Last update: July 30, 2020



There is no non-state armed group threat in Samoa.

Last update: July 30, 2020


The security situation in Samoa is very benign, with a low risk of crime. Samoan society remains strongly socially and religiously cohesive. Crime rates are low, and risks to foreign visitors or foreign businesses' property remain very low. Criminal gangs growing cannabis were prominent from 2012 to 2015, but the gangs did not threaten or extort businesses or individuals and have since been disrupted by a strong police response. Incidents of violent crime, such as murder, are extremely rare.

Last update: July 30, 2020

War Risks

There is negligible risk of interstate conflict. Samoa has no standing military forces, and security is administered internally by the Samoa Police Service. Samoa has signed a Treaty of Friendship with New Zealand, allowing Apia to request military assistance from New Zealand if required.

Last update: July 30, 2020

Social Stability


The risk of communal violence is negligible. Very rare labour protests in the capital Apia are usually peaceful. The most likely cause of social unrest is investment projects that threaten customary land rights. In the three-year outlook, there is a possible risk of traditional landowners coming into conflict with the government on this issue.

Last update: July 30, 2020

Health Risk

Very high

Vaccinations required to enter the country

Proof of vaccination against yellow fever is required if traveling from a country with risk of yellow fever transmission and over one year of age.

Routine Vaccinations

Hepatitis A: A vaccine is available for anyone over one year of age. The vaccine may not be effective for certain people, e.g. those born before 1945 and who lived as a child in a developing country and/or have a past history of jaundice (icterus). These people can instead get a shot of immune globulin (IG) to boost their immunity against the disease.

Hepatitis B: A vaccine is available for children at least two months old.

Diphtheria-Tetanus-Polio: A booster shot should be administered if necessary (once every ten years).

Other Vaccinations

Typhoid Fever: If your travels take you to regions with poor sanitary conditions (for children two years old and up).
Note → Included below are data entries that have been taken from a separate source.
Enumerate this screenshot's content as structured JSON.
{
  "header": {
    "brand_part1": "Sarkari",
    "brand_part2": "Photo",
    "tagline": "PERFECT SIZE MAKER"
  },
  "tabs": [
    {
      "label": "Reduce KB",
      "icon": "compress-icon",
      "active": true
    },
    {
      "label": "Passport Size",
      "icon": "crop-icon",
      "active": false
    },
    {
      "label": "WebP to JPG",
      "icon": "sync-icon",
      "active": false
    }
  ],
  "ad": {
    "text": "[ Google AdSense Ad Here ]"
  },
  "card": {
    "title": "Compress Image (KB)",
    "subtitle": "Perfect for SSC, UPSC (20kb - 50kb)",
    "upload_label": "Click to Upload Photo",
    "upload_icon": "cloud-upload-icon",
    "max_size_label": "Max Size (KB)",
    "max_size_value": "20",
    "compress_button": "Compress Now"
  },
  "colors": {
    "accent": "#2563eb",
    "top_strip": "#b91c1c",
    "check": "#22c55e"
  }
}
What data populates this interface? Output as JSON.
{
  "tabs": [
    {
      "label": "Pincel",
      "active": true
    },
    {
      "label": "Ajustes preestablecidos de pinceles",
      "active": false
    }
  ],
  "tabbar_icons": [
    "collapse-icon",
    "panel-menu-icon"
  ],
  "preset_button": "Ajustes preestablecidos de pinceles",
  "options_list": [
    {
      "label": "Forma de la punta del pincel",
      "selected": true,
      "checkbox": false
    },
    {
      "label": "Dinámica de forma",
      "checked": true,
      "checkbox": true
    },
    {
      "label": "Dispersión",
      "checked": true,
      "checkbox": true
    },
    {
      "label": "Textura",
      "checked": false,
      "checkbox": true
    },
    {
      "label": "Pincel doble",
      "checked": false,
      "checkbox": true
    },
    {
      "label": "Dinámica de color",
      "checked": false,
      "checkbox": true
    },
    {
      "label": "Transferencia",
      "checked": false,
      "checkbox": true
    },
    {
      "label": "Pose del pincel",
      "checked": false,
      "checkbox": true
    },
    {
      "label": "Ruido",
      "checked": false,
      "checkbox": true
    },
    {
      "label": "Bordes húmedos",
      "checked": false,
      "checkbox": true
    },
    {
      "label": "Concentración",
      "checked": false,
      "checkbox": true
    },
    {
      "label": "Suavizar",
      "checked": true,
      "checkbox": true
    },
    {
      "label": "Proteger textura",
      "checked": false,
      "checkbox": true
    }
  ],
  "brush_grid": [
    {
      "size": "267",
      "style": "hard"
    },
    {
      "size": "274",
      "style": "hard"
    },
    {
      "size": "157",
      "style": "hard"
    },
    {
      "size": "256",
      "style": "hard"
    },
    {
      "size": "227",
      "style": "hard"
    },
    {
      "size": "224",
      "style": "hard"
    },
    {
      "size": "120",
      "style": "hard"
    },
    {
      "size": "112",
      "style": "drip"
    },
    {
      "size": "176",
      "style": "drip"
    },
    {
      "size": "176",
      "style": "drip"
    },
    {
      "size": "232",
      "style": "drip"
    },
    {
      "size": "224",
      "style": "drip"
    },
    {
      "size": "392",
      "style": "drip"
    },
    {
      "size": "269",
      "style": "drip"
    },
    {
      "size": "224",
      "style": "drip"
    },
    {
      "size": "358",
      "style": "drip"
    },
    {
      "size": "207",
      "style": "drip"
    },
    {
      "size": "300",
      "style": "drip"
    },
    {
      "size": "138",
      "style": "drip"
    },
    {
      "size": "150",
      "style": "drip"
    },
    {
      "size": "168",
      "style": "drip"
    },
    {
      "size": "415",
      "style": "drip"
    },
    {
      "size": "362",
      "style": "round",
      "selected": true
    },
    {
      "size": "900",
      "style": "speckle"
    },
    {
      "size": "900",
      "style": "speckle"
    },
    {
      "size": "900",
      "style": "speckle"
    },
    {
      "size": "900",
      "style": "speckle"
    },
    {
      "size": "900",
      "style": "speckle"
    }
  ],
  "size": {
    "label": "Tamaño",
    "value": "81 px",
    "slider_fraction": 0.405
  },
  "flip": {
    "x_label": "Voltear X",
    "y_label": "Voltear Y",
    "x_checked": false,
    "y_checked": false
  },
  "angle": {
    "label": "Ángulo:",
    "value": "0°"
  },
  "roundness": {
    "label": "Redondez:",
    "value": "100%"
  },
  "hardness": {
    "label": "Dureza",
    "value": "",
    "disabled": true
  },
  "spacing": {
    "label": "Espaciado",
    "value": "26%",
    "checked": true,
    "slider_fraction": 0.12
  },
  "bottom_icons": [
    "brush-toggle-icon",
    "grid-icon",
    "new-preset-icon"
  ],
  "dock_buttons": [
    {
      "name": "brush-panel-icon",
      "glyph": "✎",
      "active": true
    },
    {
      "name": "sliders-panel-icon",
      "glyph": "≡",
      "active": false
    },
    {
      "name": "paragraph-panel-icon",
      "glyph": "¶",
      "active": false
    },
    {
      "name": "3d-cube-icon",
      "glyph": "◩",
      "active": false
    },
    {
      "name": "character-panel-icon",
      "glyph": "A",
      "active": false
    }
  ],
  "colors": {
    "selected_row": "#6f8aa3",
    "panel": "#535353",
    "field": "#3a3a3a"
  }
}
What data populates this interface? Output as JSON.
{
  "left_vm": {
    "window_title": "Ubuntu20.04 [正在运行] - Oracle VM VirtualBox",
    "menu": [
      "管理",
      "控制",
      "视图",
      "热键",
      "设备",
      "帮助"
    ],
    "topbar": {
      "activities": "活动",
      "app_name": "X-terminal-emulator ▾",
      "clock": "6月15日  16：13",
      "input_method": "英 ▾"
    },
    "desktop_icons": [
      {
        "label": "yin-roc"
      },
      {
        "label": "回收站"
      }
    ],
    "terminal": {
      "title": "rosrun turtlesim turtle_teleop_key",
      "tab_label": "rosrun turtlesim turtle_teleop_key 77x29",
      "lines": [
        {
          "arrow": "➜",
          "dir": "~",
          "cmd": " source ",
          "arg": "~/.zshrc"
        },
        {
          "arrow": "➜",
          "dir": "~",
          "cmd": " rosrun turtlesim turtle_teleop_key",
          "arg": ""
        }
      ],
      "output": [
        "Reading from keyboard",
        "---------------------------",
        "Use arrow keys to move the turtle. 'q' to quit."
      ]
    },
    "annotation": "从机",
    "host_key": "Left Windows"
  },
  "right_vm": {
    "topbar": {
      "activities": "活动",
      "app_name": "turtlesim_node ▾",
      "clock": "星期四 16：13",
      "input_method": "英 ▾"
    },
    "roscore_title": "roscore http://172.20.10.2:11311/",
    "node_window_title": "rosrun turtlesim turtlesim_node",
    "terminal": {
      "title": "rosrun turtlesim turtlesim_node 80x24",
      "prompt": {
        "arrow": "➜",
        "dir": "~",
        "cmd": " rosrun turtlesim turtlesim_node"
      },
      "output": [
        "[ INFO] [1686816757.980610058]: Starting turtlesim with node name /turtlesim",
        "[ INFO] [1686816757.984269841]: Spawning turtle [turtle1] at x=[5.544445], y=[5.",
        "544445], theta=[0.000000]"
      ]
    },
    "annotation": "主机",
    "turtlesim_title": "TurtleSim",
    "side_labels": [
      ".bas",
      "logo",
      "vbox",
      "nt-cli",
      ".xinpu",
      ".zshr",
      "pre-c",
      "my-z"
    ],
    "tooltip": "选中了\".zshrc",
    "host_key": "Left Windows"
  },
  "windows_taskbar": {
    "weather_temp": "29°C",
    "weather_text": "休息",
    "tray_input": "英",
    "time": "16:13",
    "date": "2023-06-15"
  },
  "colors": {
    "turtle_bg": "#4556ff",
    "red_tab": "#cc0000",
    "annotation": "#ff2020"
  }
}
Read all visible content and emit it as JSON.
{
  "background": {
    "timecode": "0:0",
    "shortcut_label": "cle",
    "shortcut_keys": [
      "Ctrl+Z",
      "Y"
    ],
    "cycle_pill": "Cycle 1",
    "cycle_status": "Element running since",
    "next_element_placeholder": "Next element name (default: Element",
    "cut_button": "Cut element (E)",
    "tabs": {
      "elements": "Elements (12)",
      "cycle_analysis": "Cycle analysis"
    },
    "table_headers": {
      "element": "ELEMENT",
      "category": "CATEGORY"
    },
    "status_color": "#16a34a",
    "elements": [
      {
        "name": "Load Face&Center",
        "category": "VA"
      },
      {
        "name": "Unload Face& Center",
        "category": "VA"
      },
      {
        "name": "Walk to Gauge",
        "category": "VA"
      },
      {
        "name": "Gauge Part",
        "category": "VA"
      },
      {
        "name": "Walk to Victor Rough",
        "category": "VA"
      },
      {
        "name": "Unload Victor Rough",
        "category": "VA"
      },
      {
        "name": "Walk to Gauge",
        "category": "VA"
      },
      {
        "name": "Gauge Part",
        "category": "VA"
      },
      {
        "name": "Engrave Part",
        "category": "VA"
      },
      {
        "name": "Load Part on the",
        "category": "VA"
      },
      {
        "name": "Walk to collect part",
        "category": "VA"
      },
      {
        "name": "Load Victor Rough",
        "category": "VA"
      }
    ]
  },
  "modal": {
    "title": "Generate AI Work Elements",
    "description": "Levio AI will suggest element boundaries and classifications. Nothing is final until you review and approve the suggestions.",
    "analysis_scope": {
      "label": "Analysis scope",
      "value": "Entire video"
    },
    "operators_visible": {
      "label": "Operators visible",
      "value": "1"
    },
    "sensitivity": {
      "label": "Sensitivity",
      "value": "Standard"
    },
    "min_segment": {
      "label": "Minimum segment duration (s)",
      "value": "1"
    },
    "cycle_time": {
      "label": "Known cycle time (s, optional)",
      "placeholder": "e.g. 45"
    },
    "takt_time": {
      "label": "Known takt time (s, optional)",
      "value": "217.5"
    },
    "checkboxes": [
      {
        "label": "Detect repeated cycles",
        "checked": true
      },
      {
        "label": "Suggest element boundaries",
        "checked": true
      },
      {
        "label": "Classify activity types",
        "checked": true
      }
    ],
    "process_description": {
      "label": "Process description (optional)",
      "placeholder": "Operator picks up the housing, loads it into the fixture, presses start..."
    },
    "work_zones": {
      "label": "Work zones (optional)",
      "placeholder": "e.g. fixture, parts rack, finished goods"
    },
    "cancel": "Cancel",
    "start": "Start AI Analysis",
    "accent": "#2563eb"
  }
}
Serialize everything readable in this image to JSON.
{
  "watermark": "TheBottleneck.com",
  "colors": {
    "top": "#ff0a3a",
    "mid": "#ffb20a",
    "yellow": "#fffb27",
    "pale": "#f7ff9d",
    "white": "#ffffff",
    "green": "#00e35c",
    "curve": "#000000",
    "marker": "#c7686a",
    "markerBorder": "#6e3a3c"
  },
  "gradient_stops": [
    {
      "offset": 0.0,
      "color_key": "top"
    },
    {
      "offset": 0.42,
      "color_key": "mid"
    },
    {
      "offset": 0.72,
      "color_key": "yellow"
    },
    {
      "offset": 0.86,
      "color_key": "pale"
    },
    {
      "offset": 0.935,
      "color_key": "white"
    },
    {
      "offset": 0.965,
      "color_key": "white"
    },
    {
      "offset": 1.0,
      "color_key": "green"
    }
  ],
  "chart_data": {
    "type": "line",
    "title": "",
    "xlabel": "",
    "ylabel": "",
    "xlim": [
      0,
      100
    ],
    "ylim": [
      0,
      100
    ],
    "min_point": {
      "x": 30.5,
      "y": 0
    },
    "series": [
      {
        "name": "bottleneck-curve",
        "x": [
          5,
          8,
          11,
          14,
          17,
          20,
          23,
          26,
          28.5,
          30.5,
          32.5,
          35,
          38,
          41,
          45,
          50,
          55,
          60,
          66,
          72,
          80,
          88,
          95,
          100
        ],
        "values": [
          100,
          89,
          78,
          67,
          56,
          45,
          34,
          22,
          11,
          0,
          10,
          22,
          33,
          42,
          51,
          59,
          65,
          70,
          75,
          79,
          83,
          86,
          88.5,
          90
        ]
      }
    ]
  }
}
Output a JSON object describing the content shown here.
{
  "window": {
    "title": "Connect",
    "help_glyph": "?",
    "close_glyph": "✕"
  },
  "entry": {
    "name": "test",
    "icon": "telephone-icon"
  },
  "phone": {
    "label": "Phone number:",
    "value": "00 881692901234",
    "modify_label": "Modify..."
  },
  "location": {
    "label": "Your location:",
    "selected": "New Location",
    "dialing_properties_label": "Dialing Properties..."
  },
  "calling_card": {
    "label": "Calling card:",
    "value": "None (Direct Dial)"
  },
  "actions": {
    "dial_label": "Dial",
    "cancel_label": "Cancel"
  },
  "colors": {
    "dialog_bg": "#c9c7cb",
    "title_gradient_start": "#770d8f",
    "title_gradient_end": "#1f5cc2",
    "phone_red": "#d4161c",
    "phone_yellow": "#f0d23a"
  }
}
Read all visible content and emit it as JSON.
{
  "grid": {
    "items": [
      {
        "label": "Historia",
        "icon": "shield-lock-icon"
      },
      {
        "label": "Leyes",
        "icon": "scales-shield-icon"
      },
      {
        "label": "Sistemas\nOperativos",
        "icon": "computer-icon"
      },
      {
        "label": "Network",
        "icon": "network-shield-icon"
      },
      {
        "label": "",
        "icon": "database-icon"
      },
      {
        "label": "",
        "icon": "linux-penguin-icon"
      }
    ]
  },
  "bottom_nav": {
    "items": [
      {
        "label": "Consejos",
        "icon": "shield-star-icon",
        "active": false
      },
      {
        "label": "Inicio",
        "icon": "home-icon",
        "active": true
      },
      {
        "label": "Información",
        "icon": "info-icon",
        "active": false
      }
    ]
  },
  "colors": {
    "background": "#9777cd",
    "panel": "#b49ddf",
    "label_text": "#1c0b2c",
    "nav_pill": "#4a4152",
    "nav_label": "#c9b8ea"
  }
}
For Children: All standard childhood immunizations should be up-to-date. In the case of a long stay, the BCG vaccine is recommended for children over one month and the MMR (measles-mumps-rubella) vaccine for children over nine months.

Last update: April 5, 2019

Natural Risks


Visitors should also be aware that Samoa is located in an active seismic zone (a magnitude-6.0 earthquake struck the island nation on July 25, 2010) and that during spring months (October to December) cyclones regularly hit the islands (e.g. in mid-December 2012). Beach-goers in particular should note that strong currents in coastal lagoons are responsible for a number of deadly accidents every year.

Last update: April 5, 2019



The quality of medical infrastructure present in the country is below Western European standards. Major roads on the two main islands (Upolu and Savai’i) are paved and taxis and minibuses are available. Finally, the large number of stray dogs present in the country should be noted; they may bother some visitors.

Last update: April 5, 2019


Last update: April 5, 2019

Practical Information


Samoa has a tropical climate and enjoys sunny skies all year long. The rainy season lasts from December to April during which time temperatures are higher than during the rest of the year (31°C). Tropical storms and cyclones sometimes strike the archipelago at this time. The dry season lasts from May until September with temperatures moderated by trade winds (24°C).

Useful Numbers

Country Code: +685
Police: 995
Fire Dept.: 994
Ambulance: 996


Voltage: 230 V ~ 50 Hz


Last update: April 5, 2019